That offer came on the heels of various steps e-commerce companies took from April to June to offer prices that are lower than their competitors'. Some companies, such as Beijing Jingdong Century Trading Co Ltd, offered shoppers large discounts.
"E-commerce companies can gain a bigger market share by initiating price wars," said Mo Daiqing, an e-commerce analyst with the China e-Business Research Center.
"And it's also a way to attract potential investors and retain users."
Wu Sheng, senior vice-president of Beijing Jingdong Century Trading Co Ltd, which runs the e-commerce site 360buy.com, said the company plans to maintain its policy of offering low prices in the second half of the year.
"I don't think having a price war is really a central part of e-commerce," he said. "It's just a response to the fact that most online shoppers are very aware of prices."
China was home to 214 million online shoppers by the end of June, up 23.7 percent year-on-year, the report said.
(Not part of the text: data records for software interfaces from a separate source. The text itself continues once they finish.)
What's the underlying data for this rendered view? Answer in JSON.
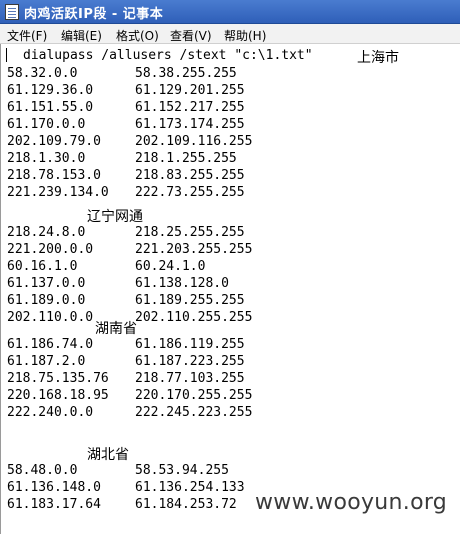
{
  "window": {
    "title": "肉鸡活跃IP段 - 记事本"
  },
  "menu": {
    "file": "文件(F)",
    "edit": "编辑(E)",
    "format": "格式(O)",
    "view": "查看(V)",
    "help": "帮助(H)"
  },
  "content": {
    "command": "dialupass /allusers /stext \"c:\\1.txt\"",
    "shanghai_heading": "上海市",
    "shanghai": [
      [
        "58.32.0.0",
        "58.38.255.255"
      ],
      [
        "61.129.36.0",
        "61.129.201.255"
      ],
      [
        "61.151.55.0",
        "61.152.217.255"
      ],
      [
        "61.170.0.0",
        "61.173.174.255"
      ],
      [
        "202.109.79.0",
        "202.109.116.255"
      ],
      [
        "218.1.30.0",
        "218.1.255.255"
      ],
      [
        "218.78.153.0",
        "218.83.255.255"
      ],
      [
        "221.239.134.0",
        "222.73.255.255"
      ]
    ],
    "liaoning_heading": "辽宁网通",
    "liaoning": [
      [
        "218.24.8.0",
        "218.25.255.255"
      ],
      [
        "221.200.0.0",
        "221.203.255.255"
      ],
      [
        "60.16.1.0",
        "60.24.1.0"
      ],
      [
        "61.137.0.0",
        "61.138.128.0"
      ],
      [
        "61.189.0.0",
        "61.189.255.255"
      ],
      [
        "202.110.0.0",
        "202.110.255.255"
      ]
    ],
    "hunan_heading": "湖南省",
    "hunan": [
      [
        "61.186.74.0",
        "61.186.119.255"
      ],
      [
        "61.187.2.0",
        "61.187.223.255"
      ],
      [
        "218.75.135.76",
        "218.77.103.255"
      ],
      [
        "220.168.18.95",
        "220.170.255.255"
      ],
      [
        "222.240.0.0",
        "222.245.223.255"
      ]
    ],
    "hubei_heading": "湖北省",
    "hubei": [
      [
        "58.48.0.0",
        "58.53.94.255"
      ],
      [
        "61.136.148.0",
        "61.136.254.133"
      ],
      [
        "61.183.17.64",
        "61.184.253.72"
      ]
    ]
  },
  "watermark": "www.wooyun.org"
}
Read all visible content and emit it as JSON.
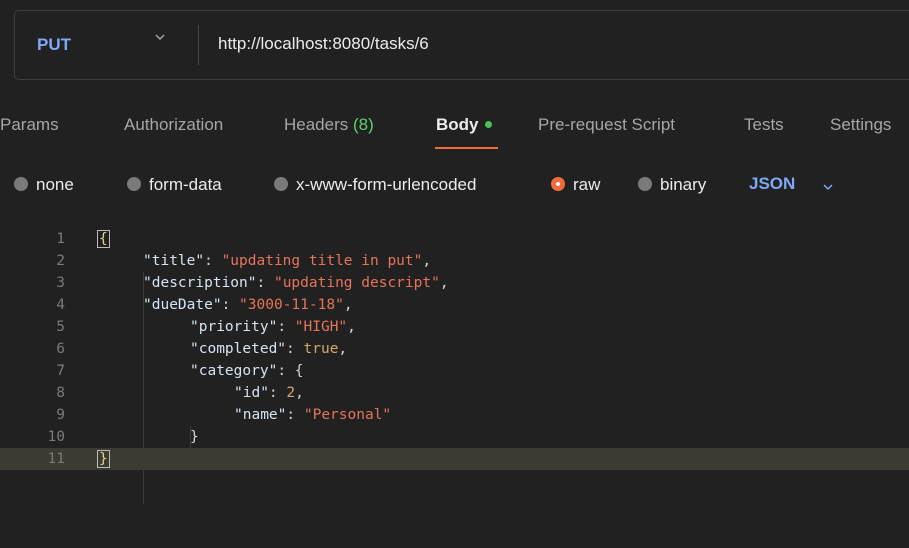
{
  "request": {
    "method": "PUT",
    "url": "http://localhost:8080/tasks/6"
  },
  "tabs": [
    {
      "label": "Params"
    },
    {
      "label": "Authorization"
    },
    {
      "label": "Headers",
      "count": "(8)"
    },
    {
      "label": "Body"
    },
    {
      "label": "Pre-request Script"
    },
    {
      "label": "Tests"
    },
    {
      "label": "Settings"
    }
  ],
  "body_options": {
    "none": "none",
    "form_data": "form-data",
    "urlencoded": "x-www-form-urlencoded",
    "raw": "raw",
    "binary": "binary",
    "selected": "raw",
    "format": "JSON"
  },
  "editor": {
    "line_numbers": [
      "1",
      "2",
      "3",
      "4",
      "5",
      "6",
      "7",
      "8",
      "9",
      "10",
      "11"
    ],
    "open_brace": "{",
    "close_brace": "}",
    "fields": {
      "title_key": "\"title\"",
      "title_val": "\"updating title in put\"",
      "description_key": "\"description\"",
      "description_val": "\"updating descript\"",
      "dueDate_key": "\"dueDate\"",
      "dueDate_val": "\"3000-11-18\"",
      "priority_key": "\"priority\"",
      "priority_val": "\"HIGH\"",
      "completed_key": "\"completed\"",
      "completed_val": "true",
      "category_key": "\"category\"",
      "id_key": "\"id\"",
      "id_val": "2",
      "name_key": "\"name\"",
      "name_val": "\"Personal\""
    }
  },
  "colors": {
    "method": "#7ea8f8",
    "accent": "#f26b3a",
    "success": "#4cc15a",
    "string": "#e5745a",
    "number": "#d4a86a"
  }
}
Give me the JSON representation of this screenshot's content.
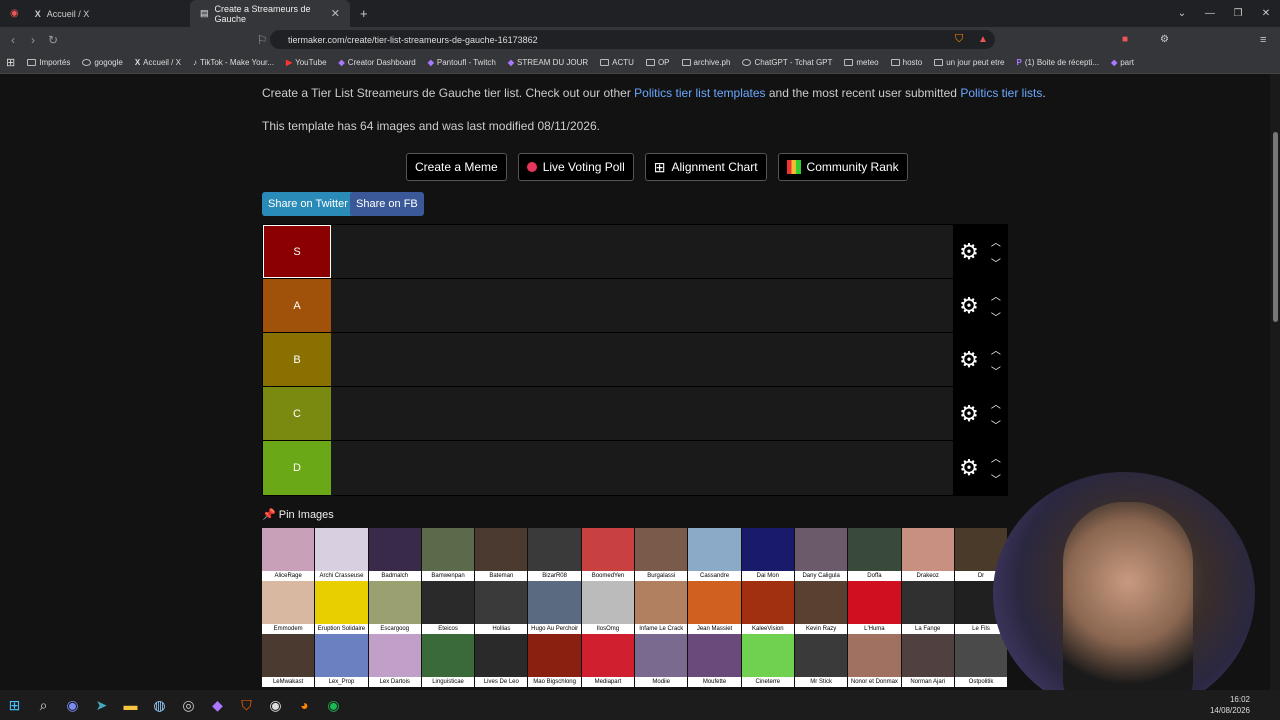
{
  "browser": {
    "tabs": [
      {
        "label": "Accueil / X",
        "active": false
      },
      {
        "label": "Create a Streameurs de Gauche",
        "active": true
      }
    ],
    "url": "tiermaker.com/create/tier-list-streameurs-de-gauche-16173862",
    "bookmarks": [
      "Importés",
      "gogogle",
      "Accueil / X",
      "TikTok - Make Your...",
      "YouTube",
      "Creator Dashboard",
      "Pantoufl - Twitch",
      "STREAM DU JOUR",
      "ACTU",
      "OP",
      "archive.ph",
      "ChatGPT - Tchat GPT",
      "meteo",
      "hosto",
      "un jour peut etre",
      "(1) Boite de récepti...",
      "part"
    ]
  },
  "page": {
    "intro_pre": "Create a Tier List Streameurs de Gauche tier list. Check out our other ",
    "intro_link1": "Politics tier list templates",
    "intro_mid": " and the most recent user submitted ",
    "intro_link2": "Politics tier lists",
    "intro_end": ".",
    "template_info": "This template has 64 images and was last modified 08/11/2026.",
    "actions": [
      "Create a Meme",
      "Live Voting Poll",
      "Alignment Chart",
      "Community Rank"
    ],
    "share_twitter": "Share on Twitter",
    "share_fb": "Share on FB",
    "pin_label": "Pin Images"
  },
  "tiers": [
    {
      "label": "S",
      "color": "#8b0000"
    },
    {
      "label": "A",
      "color": "#a0520a"
    },
    {
      "label": "B",
      "color": "#8a7000"
    },
    {
      "label": "C",
      "color": "#7a8a10"
    },
    {
      "label": "D",
      "color": "#6aa818"
    }
  ],
  "images": [
    {
      "name": "AliceRage",
      "color": "#c8a0b8"
    },
    {
      "name": "Archi Crasseuse",
      "color": "#d8d0e0"
    },
    {
      "name": "Badmalch",
      "color": "#3a2a4a"
    },
    {
      "name": "Bamwenpan",
      "color": "#5a6a4a"
    },
    {
      "name": "Bateman",
      "color": "#4a3a30"
    },
    {
      "name": "BizarR08",
      "color": "#3a3a3a"
    },
    {
      "name": "BoomedYen",
      "color": "#c84040"
    },
    {
      "name": "Burgalassi",
      "color": "#7a5a4a"
    },
    {
      "name": "Cassandre",
      "color": "#8aaac8"
    },
    {
      "name": "Dai Mon",
      "color": "#1a1a6a"
    },
    {
      "name": "Dany Caligula",
      "color": "#6a5a6a"
    },
    {
      "name": "Doffa",
      "color": "#3a4a3a"
    },
    {
      "name": "Drakeoz",
      "color": "#c89080"
    },
    {
      "name": "Dr",
      "color": "#4a3a2a"
    },
    {
      "name": "Emmodem",
      "color": "#d8b8a0"
    },
    {
      "name": "Eruption Solidaire",
      "color": "#e8d000"
    },
    {
      "name": "Escargoog",
      "color": "#9aa070"
    },
    {
      "name": "Eteicos",
      "color": "#2a2a2a"
    },
    {
      "name": "Hollias",
      "color": "#3a3a3a"
    },
    {
      "name": "Hugo Au Perchoir",
      "color": "#5a6a80"
    },
    {
      "name": "IlosOmg",
      "color": "#bbbbbb"
    },
    {
      "name": "Infame Le Crack",
      "color": "#b08060"
    },
    {
      "name": "Jean Massiet",
      "color": "#d06020"
    },
    {
      "name": "KaleeVision",
      "color": "#a03010"
    },
    {
      "name": "Kevin Razy",
      "color": "#5a4030"
    },
    {
      "name": "L'Huma",
      "color": "#d01020"
    },
    {
      "name": "La Fange",
      "color": "#303030"
    },
    {
      "name": "Le Fils",
      "color": "#202020"
    },
    {
      "name": "LeMwakast",
      "color": "#4a3a30"
    },
    {
      "name": "Lex_Prop",
      "color": "#6a80c0"
    },
    {
      "name": "Lex Dartois",
      "color": "#c0a0c8"
    },
    {
      "name": "Linguisticae",
      "color": "#3a6a3a"
    },
    {
      "name": "Lives De Leo",
      "color": "#2a2a2a"
    },
    {
      "name": "Mao Bigschlong",
      "color": "#8a2010"
    },
    {
      "name": "Mediapart",
      "color": "#d02030"
    },
    {
      "name": "Modiie",
      "color": "#7a6a90"
    },
    {
      "name": "Moufette",
      "color": "#6a4a7a"
    },
    {
      "name": "Cineterre",
      "color": "#70d050"
    },
    {
      "name": "Mr Stick",
      "color": "#3a3a3a"
    },
    {
      "name": "Nonor et Donmax",
      "color": "#a07060"
    },
    {
      "name": "Norman Ajari",
      "color": "#504040"
    },
    {
      "name": "Ostpolitik",
      "color": "#4a4a4a"
    }
  ],
  "clock": {
    "time": "16:02",
    "date": "14/08/2026"
  }
}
It predicted the number will increase to 273 million by the end of the year.
Mo meanwhile said attempts to keep prices low could eventually harm the e-commerce business. While that practice helps attract shoppers, it also places a strain on companies' capital reserves.
Jingdong, for example, reported a net loss of more than 1 billion yuan last year, double the amount of the year before.
Even so, it had the second largest share of the Chinese online market for goods and services sold from businesses to customers — enjoying 20.5 percent of the pie. Tmall, the largest such company in China measured by sales, had a 47.6 percent share, the report said.
In the business of arranging sales among customers in China, Taobao.com remained a dominant force, having a 94.5 percent share of that market during the same period.